The Dead Kid Poems isn’t just heartbreaking or beautiful, it is transformative and powerful. It asks us to reexamine what it means to talk about death and grief. In “Overdose,” Fancher brilliantly employs the persona poem to write about the things we say when someone is gone: “He did not pass away. / He died. / There is no plan. / Don’t say he is at peace,” but the poem doesn’t leave us in the dark about how to proceed, instead it offers, “Silence is good. A hug. / Tell me you have no words. / Or tell me stories of that summer / he rode the bulls in Ogden, / all that life tightly in his grip.” These poems are lessons in empathy. They are lessons in humanity. They ask us to open our eyes to what is, and in turn, take our own lives tightly in our own hands.

Fancher’s next to last poem in the collection is “Accustomed to Dead Kids,” which speaks directly and unapologetically to how accustomed we have become to school shootings: “I’ve grown accustomed to the rants, / the NRA and no we can’ts; / the maimed, the dead, / the platitudes instead / are second nature to me now, / like breathing out and breathing in.” The poem reminds us all that it is not enough to read and grieve; what we have done, what we do, and what we will do matters. These poems implore us to realize that none of our children is immortal and to act accordingly.

The Dead Kid Poems should be required reading—it’s that important. Fancher’s skill as a poet allows each poem to hold its relationships, its silences, impossibilities, and possibilities paradoxically with a firm, gentle grasp. In an afterword to the collection, Fancher writes, “My grief is not finite: eleven years and the poems about my boy keep coming.” I imagine Alexis Rhone Fancher in the “Home Burial” house with the wife in Frost’s poem.

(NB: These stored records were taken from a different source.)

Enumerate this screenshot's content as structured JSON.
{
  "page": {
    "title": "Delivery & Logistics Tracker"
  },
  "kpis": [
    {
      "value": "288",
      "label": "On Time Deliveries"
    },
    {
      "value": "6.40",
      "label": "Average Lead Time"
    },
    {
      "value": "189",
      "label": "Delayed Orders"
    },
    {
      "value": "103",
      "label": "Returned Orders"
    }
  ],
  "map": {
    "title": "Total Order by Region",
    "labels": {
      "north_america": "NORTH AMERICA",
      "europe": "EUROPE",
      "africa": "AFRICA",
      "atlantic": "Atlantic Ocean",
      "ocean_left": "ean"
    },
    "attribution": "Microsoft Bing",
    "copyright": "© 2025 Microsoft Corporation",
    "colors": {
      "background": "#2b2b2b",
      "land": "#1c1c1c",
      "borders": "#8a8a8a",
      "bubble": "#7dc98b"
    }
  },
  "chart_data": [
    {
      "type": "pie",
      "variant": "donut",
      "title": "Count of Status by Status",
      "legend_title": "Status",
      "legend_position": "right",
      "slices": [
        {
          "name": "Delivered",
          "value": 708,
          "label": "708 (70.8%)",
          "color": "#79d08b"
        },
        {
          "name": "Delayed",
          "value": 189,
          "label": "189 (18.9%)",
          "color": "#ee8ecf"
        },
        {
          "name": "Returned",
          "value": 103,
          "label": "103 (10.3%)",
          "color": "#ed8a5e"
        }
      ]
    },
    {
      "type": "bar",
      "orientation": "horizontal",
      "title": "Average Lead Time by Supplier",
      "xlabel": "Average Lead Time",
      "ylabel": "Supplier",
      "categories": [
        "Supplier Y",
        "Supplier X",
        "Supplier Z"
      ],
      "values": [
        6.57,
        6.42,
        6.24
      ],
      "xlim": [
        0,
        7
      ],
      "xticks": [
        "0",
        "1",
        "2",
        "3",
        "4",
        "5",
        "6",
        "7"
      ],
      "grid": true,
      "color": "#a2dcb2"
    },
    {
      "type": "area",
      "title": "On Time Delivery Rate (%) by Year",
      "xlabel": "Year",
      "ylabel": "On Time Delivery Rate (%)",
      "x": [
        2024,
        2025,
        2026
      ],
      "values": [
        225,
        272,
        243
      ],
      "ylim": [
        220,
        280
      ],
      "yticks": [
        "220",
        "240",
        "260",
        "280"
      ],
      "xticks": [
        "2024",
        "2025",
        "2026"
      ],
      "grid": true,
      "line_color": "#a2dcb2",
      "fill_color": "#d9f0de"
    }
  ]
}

I imagine that she would have helped her unlatch the door, taken her hand and led her to that mound the wife could see from her window. I think Alexis would have sat with her in grief’s field, so each would know she was not alone.



About the reviewer:

Alexandra Umlas holds an M.F.A. in Poetry from California State University, Long Beach and an M.Ed. in Cross-cultural Education. You can find her work in Rattle, New Limestone Review, and Connotation Press, among others. She also serves as a reader for Palette Poetry.